And during his welcome, he emphasized that he continues to use the word “filmmaking. … I didn’t say movimaking, because we do honor our past.”
Stefanie Powers, the event’s guest speaker, also honored the past in her address. Recalling when she first started to learn about the different departments on a production, the Hart to Hart actress said it was clear to her that “the one person who would truly see my performance was the camera operator.”
Remembering films such as 2001: A Space Odyssey, she reflected on the inventive use of in-camera effects and the “imagination of the camera operator who sees the world through a lens to tell a story that can’t get told any other way. It’s important to learn from the past.”
The Emerging Cinematographer Awards competition is open to any member of the guild who is not already classified as director of photography and who has submitted a short film that showcases their work. Eight awards and two honorable mentions were presented this year, and all 10 shorts were screened during the ceremony.
The honorees were Frank Buono, camera operator, for 1982; Devin Doyle, 1st AC, for Lancaster Stomp; George Feucht, camera operator, for Une Libération; Sidarth Kantamneni, camera operator, for Saerto Ena; Kyle Klütz, 1st AC, for Sequence (he was also recognized in 2013); David Kruta, digital imaging technician, for Wallace; Bartosz Nalazek, preview system, for Making a Scene: Forest Whitaker; and Greta Zozula, camera assistant, for The Immaculate Reception.

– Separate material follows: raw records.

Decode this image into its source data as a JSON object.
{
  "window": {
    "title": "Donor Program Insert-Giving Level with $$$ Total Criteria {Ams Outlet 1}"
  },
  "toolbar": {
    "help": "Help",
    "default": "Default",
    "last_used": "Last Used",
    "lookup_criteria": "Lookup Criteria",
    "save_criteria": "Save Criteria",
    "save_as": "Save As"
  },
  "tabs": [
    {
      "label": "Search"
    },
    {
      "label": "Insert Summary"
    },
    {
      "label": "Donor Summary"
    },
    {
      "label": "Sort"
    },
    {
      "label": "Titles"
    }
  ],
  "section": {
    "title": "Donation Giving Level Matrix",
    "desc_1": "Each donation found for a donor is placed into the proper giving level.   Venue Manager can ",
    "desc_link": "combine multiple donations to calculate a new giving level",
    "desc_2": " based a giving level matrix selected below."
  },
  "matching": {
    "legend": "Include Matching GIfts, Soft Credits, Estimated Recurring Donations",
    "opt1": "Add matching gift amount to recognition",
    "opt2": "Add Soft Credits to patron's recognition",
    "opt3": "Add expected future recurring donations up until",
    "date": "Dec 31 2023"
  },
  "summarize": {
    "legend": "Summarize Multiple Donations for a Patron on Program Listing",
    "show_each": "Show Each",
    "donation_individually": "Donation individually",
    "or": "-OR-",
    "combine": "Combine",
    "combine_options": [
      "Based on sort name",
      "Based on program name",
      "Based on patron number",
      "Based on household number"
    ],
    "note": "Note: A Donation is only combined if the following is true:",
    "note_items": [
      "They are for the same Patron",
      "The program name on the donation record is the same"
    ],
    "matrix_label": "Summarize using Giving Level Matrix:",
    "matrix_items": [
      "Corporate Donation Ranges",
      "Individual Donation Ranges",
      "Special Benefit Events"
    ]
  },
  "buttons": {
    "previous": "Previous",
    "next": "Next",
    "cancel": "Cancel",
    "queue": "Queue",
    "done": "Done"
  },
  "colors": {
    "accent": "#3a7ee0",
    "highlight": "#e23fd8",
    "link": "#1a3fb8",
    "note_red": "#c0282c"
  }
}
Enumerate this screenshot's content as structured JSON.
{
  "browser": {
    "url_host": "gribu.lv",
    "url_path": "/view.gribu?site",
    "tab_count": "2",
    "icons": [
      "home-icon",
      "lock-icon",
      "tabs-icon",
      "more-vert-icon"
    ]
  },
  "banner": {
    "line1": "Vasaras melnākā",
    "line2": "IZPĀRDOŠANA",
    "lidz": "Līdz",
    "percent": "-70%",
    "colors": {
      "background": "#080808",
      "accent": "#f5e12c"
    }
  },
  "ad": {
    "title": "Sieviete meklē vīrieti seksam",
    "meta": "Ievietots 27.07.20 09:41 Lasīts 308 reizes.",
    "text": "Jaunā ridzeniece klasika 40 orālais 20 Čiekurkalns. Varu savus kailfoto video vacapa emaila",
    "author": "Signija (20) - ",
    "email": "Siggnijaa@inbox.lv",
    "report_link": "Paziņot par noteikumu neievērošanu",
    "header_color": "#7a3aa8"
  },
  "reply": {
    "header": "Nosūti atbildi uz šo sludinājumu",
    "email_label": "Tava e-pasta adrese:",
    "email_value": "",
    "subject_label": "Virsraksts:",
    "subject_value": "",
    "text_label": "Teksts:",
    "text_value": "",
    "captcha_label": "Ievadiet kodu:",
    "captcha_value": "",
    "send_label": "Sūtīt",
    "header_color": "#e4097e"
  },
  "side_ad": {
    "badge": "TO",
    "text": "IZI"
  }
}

Chris Heinrich, 1st AC (Sure Thing) and David Jean Schweitzer, camera operator (Good Luck, Mr. Gorski) received honorable mentions.

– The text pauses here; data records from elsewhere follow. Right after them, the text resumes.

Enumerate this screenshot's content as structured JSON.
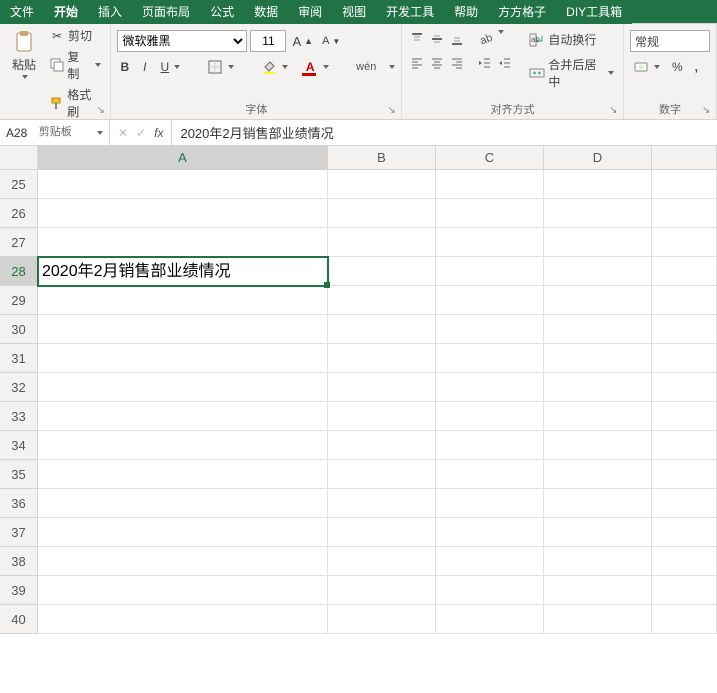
{
  "tabs": {
    "file": "文件",
    "home": "开始",
    "insert": "插入",
    "pageLayout": "页面布局",
    "formulas": "公式",
    "data": "数据",
    "review": "审阅",
    "view": "视图",
    "developer": "开发工具",
    "help": "帮助",
    "fangfang": "方方格子",
    "diy": "DIY工具箱"
  },
  "ribbon": {
    "clipboard": {
      "paste": "粘贴",
      "cut": "剪切",
      "copy": "复制",
      "formatPainter": "格式刷",
      "label": "剪贴板"
    },
    "font": {
      "name": "微软雅黑",
      "size": "11",
      "wen": "wén",
      "label": "字体"
    },
    "align": {
      "wrap": "自动换行",
      "merge": "合并后居中",
      "label": "对齐方式"
    },
    "number": {
      "general": "常规",
      "percent": "%",
      "comma": ",",
      "label": "数字"
    }
  },
  "fxbar": {
    "name": "A28",
    "formula": "2020年2月销售部业绩情况"
  },
  "grid": {
    "cols": [
      "A",
      "B",
      "C",
      "D",
      ""
    ],
    "rowStart": 25,
    "rowEnd": 40,
    "activeRow": 28,
    "activeCol": "A",
    "a28": "2020年2月销售部业绩情况"
  }
}
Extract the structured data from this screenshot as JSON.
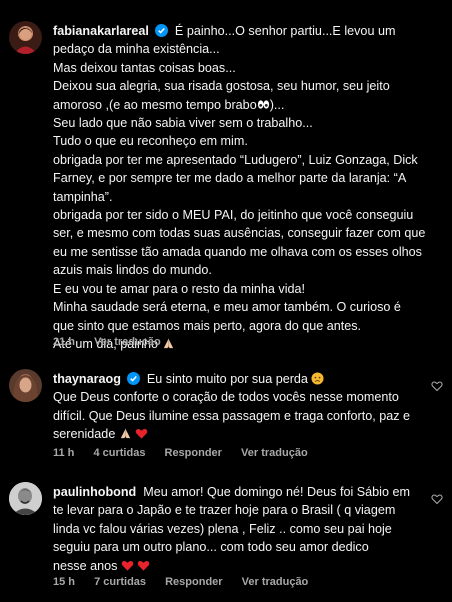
{
  "comments": [
    {
      "username": "fabianakarlareal",
      "verified": true,
      "lines": [
        "É painho...O senhor partiu...E levou um",
        "pedaço da minha existência...",
        "Mas deixou tantas coisas boas...",
        "Deixou sua alegria, sua risada gostosa, seu humor, seu jeito",
        "amoroso ,(e ao mesmo tempo brabo",
        "Seu lado que não sabia viver sem o trabalho...",
        "Tudo o que eu reconheço em mim.",
        "obrigada por ter me apresentado “Ludugero”, Luiz Gonzaga, Dick",
        "Farney, e por sempre ter me dado a melhor parte da laranja: “A",
        "tampinha”.",
        "obrigada por ter sido o MEU PAI, do jeitinho que você conseguiu",
        "ser, e mesmo com todas suas ausências, conseguir fazer com que",
        "eu me sentisse tão amada quando me olhava com os esses olhos",
        "azuis mais lindos do mundo.",
        "E eu vou te amar para o resto da minha vida!",
        "Minha saudade será eterna, e meu amor também. O curioso é",
        "que sinto que estamos mais perto, agora do que antes.",
        "Até um dia, painho"
      ],
      "line5_suffix": ")...",
      "time": "21 h",
      "likes": "",
      "reply": "",
      "translate": "Ver tradução"
    },
    {
      "username": "thaynaraog",
      "verified": true,
      "lines": [
        "Eu sinto muito por sua perda",
        "Que Deus conforte o coração de todos vocês nesse momento",
        "difícil. Que Deus ilumine essa passagem e traga conforto, paz e",
        "serenidade"
      ],
      "time": "11 h",
      "likes": "4 curtidas",
      "reply": "Responder",
      "translate": "Ver tradução"
    },
    {
      "username": "paulinhobond",
      "verified": false,
      "lines": [
        "Meu amor! Que domingo né! Deus foi Sábio em",
        "te levar para o Japão e te trazer hoje para o Brasil ( q viagem",
        "linda vc falou várias vezes) plena , Feliz .. como seu pai hoje",
        "seguiu para um outro plano... com todo seu amor dedico",
        "nesse anos"
      ],
      "time": "15 h",
      "likes": "7 curtidas",
      "reply": "Responder",
      "translate": "Ver tradução"
    }
  ],
  "colors": {
    "background": "#000000",
    "text": "#f5f5f5",
    "meta": "#a8a8a8",
    "verified": "#0095f6",
    "heart_emoji": "#e8232b"
  },
  "icons": {
    "verified": "verified-badge-icon",
    "like": "heart-outline-icon"
  }
}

ICG will hold an additional screening of the shorts on Oct. 26 in New York.
Four special awards were additionally presented on Friday during an ECA opening luncheon at the American Society of Cinematographers Clubhouse.

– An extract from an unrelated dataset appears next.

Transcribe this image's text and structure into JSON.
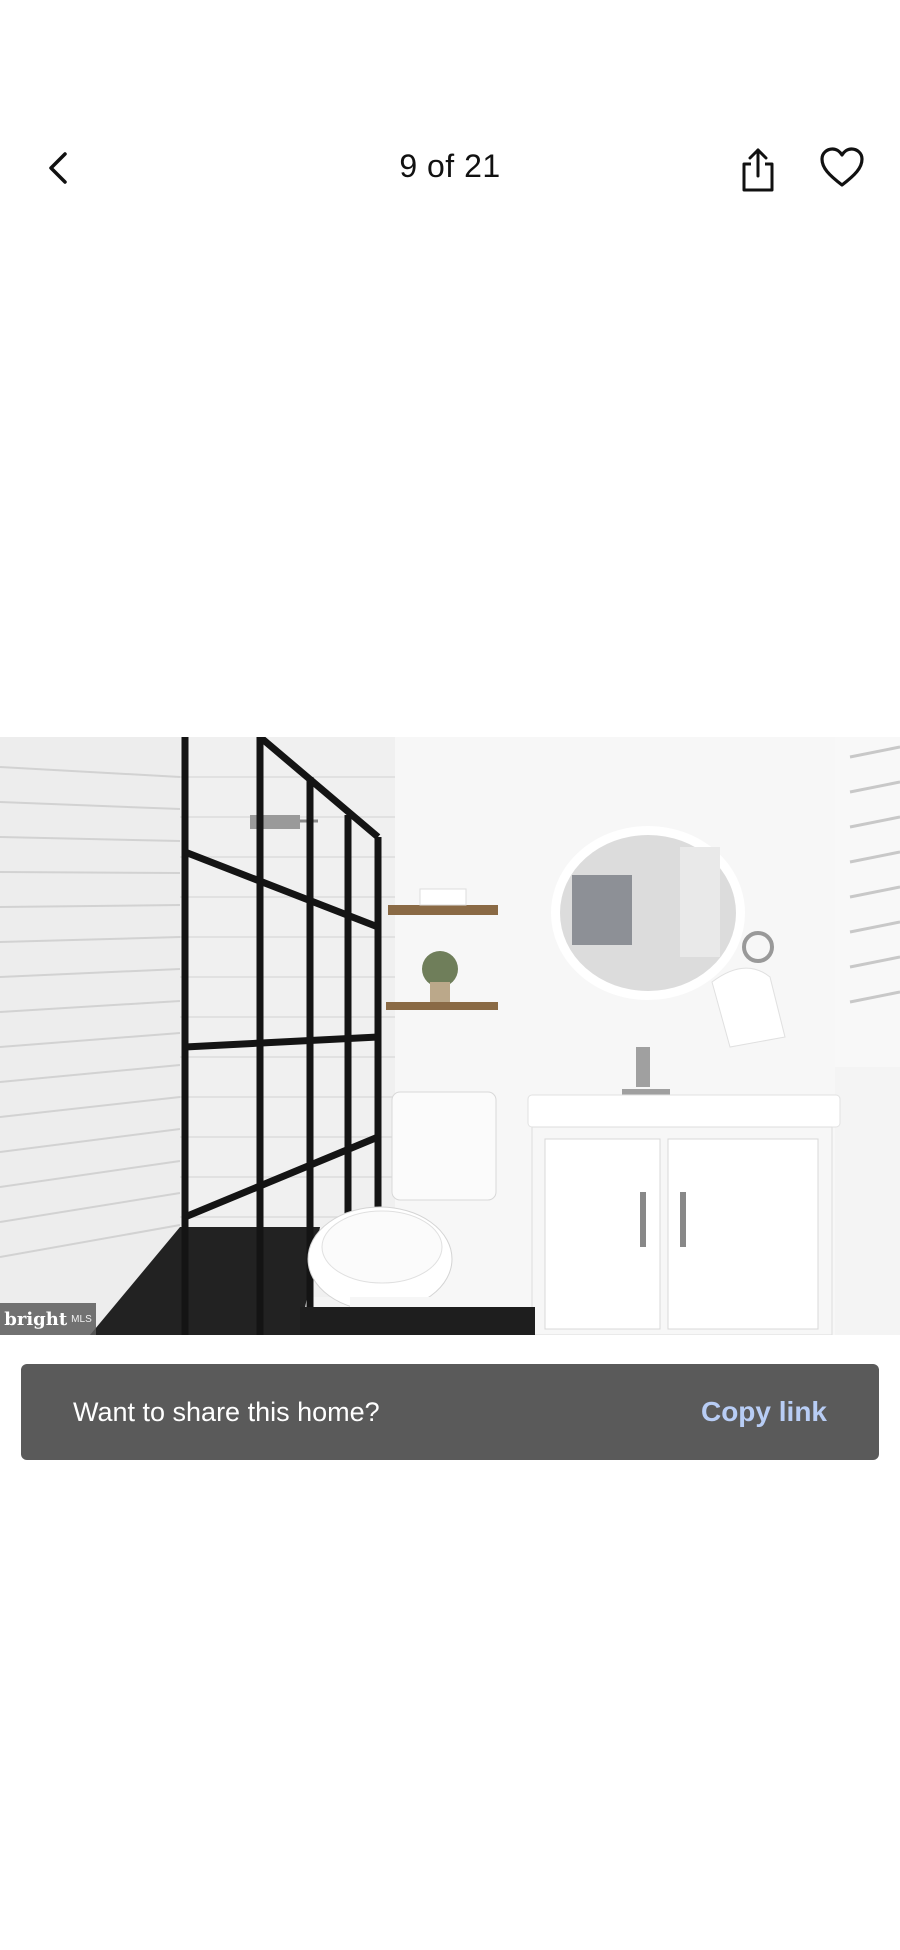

Director of photography Michael Goi (American Horror Story, Glee) received the Kodak Cinematography Mentor of the Year award; director of photography John Bailey (Groundhog Day, As Good as It Get), was presented the Technicolor Award for journalistic contributions to cinematography; and professor Judy Irola, the Conrad Hall Chair of Cinematography at USC’s School of Cinematic Arts, earned the Nat Tiffen Award for excellence in cinematography education. The Canon Award for excellence in cinematography technology will be presented to Codex, maker of on-set recorders that are widely used in feature production.